Data records for software interfaces
- - - - - - -
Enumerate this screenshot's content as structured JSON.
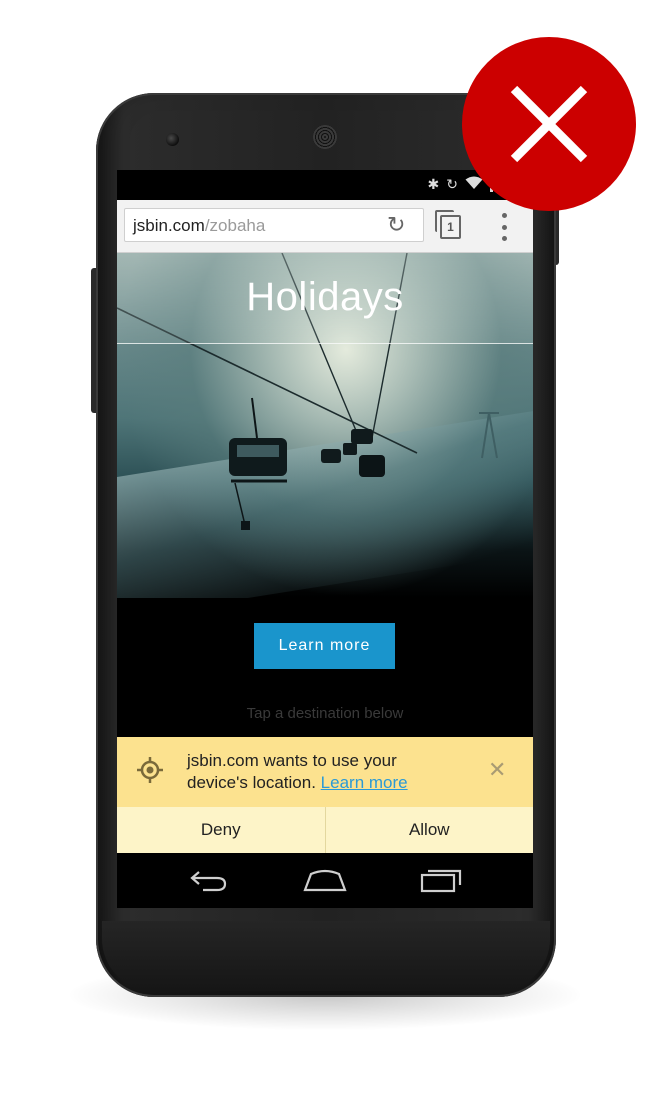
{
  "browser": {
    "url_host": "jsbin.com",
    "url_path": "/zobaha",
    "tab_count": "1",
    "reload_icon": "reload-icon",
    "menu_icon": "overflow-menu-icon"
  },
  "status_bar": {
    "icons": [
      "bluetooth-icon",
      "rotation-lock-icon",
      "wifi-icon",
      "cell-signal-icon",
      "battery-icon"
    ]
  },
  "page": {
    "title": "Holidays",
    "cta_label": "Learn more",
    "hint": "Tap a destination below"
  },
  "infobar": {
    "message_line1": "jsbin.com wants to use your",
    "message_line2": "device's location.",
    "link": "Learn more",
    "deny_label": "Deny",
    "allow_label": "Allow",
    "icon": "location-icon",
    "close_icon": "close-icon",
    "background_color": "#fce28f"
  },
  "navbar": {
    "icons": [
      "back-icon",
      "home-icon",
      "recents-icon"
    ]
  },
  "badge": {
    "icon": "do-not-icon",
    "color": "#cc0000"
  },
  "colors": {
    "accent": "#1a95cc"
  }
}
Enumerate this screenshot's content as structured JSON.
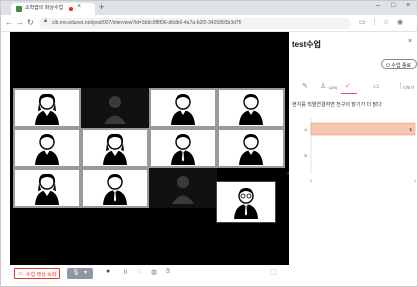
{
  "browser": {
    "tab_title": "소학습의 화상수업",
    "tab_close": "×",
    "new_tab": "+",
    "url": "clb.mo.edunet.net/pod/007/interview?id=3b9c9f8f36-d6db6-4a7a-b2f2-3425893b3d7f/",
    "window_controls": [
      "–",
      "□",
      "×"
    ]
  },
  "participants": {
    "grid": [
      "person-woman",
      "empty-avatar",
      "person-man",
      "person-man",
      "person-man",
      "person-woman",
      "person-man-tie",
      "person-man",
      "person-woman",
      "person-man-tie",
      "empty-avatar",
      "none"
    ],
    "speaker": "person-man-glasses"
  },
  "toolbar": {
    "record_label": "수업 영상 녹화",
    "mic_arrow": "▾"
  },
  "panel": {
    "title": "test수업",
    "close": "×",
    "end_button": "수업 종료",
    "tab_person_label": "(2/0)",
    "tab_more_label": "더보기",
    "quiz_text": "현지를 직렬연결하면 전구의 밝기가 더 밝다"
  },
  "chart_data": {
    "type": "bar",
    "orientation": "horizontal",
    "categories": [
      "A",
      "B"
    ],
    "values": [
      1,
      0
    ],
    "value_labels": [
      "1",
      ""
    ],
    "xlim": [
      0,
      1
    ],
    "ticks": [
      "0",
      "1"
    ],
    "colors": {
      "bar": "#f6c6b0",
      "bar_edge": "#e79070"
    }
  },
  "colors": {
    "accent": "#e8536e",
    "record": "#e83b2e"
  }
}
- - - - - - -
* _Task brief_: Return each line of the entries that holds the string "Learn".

* _Result below_:
    "cta_label": "Learn more",
    "link": "Learn more",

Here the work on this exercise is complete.